(Dataset rows for apps and sites)

▬▬▬

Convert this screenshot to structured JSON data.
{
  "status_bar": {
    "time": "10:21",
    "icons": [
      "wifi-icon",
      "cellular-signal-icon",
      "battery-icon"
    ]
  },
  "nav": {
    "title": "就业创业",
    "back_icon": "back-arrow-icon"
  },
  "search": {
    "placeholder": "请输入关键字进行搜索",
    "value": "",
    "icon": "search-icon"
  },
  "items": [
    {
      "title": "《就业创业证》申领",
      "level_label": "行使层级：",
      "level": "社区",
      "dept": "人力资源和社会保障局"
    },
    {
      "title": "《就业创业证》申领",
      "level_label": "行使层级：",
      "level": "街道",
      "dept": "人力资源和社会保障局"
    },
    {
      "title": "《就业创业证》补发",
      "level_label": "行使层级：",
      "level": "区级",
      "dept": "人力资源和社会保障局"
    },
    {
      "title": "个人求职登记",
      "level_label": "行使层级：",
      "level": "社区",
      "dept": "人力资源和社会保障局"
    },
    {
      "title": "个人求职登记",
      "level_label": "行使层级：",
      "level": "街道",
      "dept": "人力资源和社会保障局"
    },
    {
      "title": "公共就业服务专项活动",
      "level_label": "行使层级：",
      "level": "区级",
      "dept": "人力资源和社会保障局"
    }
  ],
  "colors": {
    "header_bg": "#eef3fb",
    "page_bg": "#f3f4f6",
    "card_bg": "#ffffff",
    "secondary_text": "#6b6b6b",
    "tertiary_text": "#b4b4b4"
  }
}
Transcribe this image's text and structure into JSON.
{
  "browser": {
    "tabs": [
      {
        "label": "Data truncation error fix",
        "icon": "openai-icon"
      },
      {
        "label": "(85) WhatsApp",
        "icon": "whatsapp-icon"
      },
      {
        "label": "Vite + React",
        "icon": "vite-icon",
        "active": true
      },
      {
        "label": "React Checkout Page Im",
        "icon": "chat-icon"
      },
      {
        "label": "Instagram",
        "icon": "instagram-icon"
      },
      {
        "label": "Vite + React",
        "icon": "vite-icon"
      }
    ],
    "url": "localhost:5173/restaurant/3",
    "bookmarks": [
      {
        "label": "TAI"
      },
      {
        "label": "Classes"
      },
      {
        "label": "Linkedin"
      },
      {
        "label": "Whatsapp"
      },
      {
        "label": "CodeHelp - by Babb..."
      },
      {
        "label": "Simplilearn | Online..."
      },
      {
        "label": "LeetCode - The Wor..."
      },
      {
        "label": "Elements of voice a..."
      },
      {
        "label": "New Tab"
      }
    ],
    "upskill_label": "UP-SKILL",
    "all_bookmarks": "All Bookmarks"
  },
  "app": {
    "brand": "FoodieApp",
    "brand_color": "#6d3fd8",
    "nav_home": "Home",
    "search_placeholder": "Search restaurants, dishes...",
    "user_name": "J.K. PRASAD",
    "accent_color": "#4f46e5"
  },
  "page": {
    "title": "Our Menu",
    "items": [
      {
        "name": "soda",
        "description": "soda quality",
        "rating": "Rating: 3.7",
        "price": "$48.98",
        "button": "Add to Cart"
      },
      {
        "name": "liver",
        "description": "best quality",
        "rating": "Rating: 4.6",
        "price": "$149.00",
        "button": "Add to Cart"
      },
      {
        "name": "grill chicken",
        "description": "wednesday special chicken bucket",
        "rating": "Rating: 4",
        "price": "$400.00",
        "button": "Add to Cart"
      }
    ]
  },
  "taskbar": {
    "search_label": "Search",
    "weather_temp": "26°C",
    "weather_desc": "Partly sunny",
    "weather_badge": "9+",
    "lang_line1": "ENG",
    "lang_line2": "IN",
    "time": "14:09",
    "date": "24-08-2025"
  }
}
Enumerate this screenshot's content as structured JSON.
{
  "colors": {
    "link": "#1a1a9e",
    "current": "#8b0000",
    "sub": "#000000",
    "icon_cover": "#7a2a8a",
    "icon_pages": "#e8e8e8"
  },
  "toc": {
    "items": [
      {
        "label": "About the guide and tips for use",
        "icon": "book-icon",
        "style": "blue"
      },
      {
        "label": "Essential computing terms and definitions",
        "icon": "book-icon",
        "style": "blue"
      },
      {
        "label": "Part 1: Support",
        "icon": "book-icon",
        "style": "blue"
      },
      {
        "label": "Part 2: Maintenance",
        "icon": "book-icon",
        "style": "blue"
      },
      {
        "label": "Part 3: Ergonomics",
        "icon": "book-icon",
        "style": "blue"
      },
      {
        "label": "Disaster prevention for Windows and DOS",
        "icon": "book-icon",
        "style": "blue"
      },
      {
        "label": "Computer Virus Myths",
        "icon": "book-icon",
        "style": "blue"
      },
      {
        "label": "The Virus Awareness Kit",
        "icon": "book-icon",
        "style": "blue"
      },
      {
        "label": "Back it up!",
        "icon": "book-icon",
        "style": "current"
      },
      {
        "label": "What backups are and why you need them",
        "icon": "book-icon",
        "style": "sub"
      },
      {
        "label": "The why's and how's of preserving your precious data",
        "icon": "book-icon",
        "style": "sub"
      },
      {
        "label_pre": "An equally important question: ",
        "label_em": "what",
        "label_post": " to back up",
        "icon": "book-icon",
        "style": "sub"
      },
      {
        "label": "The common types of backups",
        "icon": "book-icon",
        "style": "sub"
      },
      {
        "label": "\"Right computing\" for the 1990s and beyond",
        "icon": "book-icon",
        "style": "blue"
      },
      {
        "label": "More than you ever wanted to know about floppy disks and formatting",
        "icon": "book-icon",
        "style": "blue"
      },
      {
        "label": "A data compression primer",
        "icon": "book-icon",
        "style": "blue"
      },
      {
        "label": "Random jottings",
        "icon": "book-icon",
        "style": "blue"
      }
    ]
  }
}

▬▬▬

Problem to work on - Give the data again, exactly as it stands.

Answer to the exercise -
Convert this screenshot to structured JSON data.
{
  "status_bar": {
    "time": "10:21",
    "icons": [
      "wifi-icon",
      "cellular-signal-icon",
      "battery-icon"
    ]
  },
  "nav": {
    "title": "就业创业",
    "back_icon": "back-arrow-icon"
  },
  "search": {
    "placeholder": "请输入关键字进行搜索",
    "value": "",
    "icon": "search-icon"
  },
  "items": [
    {
      "title": "《就业创业证》申领",
      "level_label": "行使层级：",
      "level": "社区",
      "dept": "人力资源和社会保障局"
    },
    {
      "title": "《就业创业证》申领",
      "level_label": "行使层级：",
      "level": "街道",
      "dept": "人力资源和社会保障局"
    },
    {
      "title": "《就业创业证》补发",
      "level_label": "行使层级：",
      "level": "区级",
      "dept": "人力资源和社会保障局"
    },
    {
      "title": "个人求职登记",
      "level_label": "行使层级：",
      "level": "社区",
      "dept": "人力资源和社会保障局"
    },
    {
      "title": "个人求职登记",
      "level_label": "行使层级：",
      "level": "街道",
      "dept": "人力资源和社会保障局"
    },
    {
      "title": "公共就业服务专项活动",
      "level_label": "行使层级：",
      "level": "区级",
      "dept": "人力资源和社会保障局"
    }
  ],
  "colors": {
    "header_bg": "#eef3fb",
    "page_bg": "#f3f4f6",
    "card_bg": "#ffffff",
    "secondary_text": "#6b6b6b",
    "tertiary_text": "#b4b4b4"
  }
}
Transcribe this image's text and structure into JSON.
{
  "browser": {
    "tabs": [
      {
        "label": "Data truncation error fix",
        "icon": "openai-icon"
      },
      {
        "label": "(85) WhatsApp",
        "icon": "whatsapp-icon"
      },
      {
        "label": "Vite + React",
        "icon": "vite-icon",
        "active": true
      },
      {
        "label": "React Checkout Page Im",
        "icon": "chat-icon"
      },
      {
        "label": "Instagram",
        "icon": "instagram-icon"
      },
      {
        "label": "Vite + React",
        "icon": "vite-icon"
      }
    ],
    "url": "localhost:5173/restaurant/3",
    "bookmarks": [
      {
        "label": "TAI"
      },
      {
        "label": "Classes"
      },
      {
        "label": "Linkedin"
      },
      {
        "label": "Whatsapp"
      },
      {
        "label": "CodeHelp - by Babb..."
      },
      {
        "label": "Simplilearn | Online..."
      },
      {
        "label": "LeetCode - The Wor..."
      },
      {
        "label": "Elements of voice a..."
      },
      {
        "label": "New Tab"
      }
    ],
    "upskill_label": "UP-SKILL",
    "all_bookmarks": "All Bookmarks"
  },
  "app": {
    "brand": "FoodieApp",
    "brand_color": "#6d3fd8",
    "nav_home": "Home",
    "search_placeholder": "Search restaurants, dishes...",
    "user_name": "J.K. PRASAD",
    "accent_color": "#4f46e5"
  },
  "page": {
    "title": "Our Menu",
    "items": [
      {
        "name": "soda",
        "description": "soda quality",
        "rating": "Rating: 3.7",
        "price": "$48.98",
        "button": "Add to Cart"
      },
      {
        "name": "liver",
        "description": "best quality",
        "rating": "Rating: 4.6",
        "price": "$149.00",
        "button": "Add to Cart"
      },
      {
        "name": "grill chicken",
        "description": "wednesday special chicken bucket",
        "rating": "Rating: 4",
        "price": "$400.00",
        "button": "Add to Cart"
      }
    ]
  },
  "taskbar": {
    "search_label": "Search",
    "weather_temp": "26°C",
    "weather_desc": "Partly sunny",
    "weather_badge": "9+",
    "lang_line1": "ENG",
    "lang_line2": "IN",
    "time": "14:09",
    "date": "24-08-2025"
  }
}
Enumerate this screenshot's content as structured JSON.
{
  "colors": {
    "link": "#1a1a9e",
    "current": "#8b0000",
    "sub": "#000000",
    "icon_cover": "#7a2a8a",
    "icon_pages": "#e8e8e8"
  },
  "toc": {
    "items": [
      {
        "label": "About the guide and tips for use",
        "icon": "book-icon",
        "style": "blue"
      },
      {
        "label": "Essential computing terms and definitions",
        "icon": "book-icon",
        "style": "blue"
      },
      {
        "label": "Part 1: Support",
        "icon": "book-icon",
        "style": "blue"
      },
      {
        "label": "Part 2: Maintenance",
        "icon": "book-icon",
        "style": "blue"
      },
      {
        "label": "Part 3: Ergonomics",
        "icon": "book-icon",
        "style": "blue"
      },
      {
        "label": "Disaster prevention for Windows and DOS",
        "icon": "book-icon",
        "style": "blue"
      },
      {
        "label": "Computer Virus Myths",
        "icon": "book-icon",
        "style": "blue"
      },
      {
        "label": "The Virus Awareness Kit",
        "icon": "book-icon",
        "style": "blue"
      },
      {
        "label": "Back it up!",
        "icon": "book-icon",
        "style": "current"
      },
      {
        "label": "What backups are and why you need them",
        "icon": "book-icon",
        "style": "sub"
      },
      {
        "label": "The why's and how's of preserving your precious data",
        "icon": "book-icon",
        "style": "sub"
      },
      {
        "label_pre": "An equally important question: ",
        "label_em": "what",
        "label_post": " to back up",
        "icon": "book-icon",
        "style": "sub"
      },
      {
        "label": "The common types of backups",
        "icon": "book-icon",
        "style": "sub"
      },
      {
        "label": "\"Right computing\" for the 1990s and beyond",
        "icon": "book-icon",
        "style": "blue"
      },
      {
        "label": "More than you ever wanted to know about floppy disks and formatting",
        "icon": "book-icon",
        "style": "blue"
      },
      {
        "label": "A data compression primer",
        "icon": "book-icon",
        "style": "blue"
      },
      {
        "label": "Random jottings",
        "icon": "book-icon",
        "style": "blue"
      }
    ]
  }
}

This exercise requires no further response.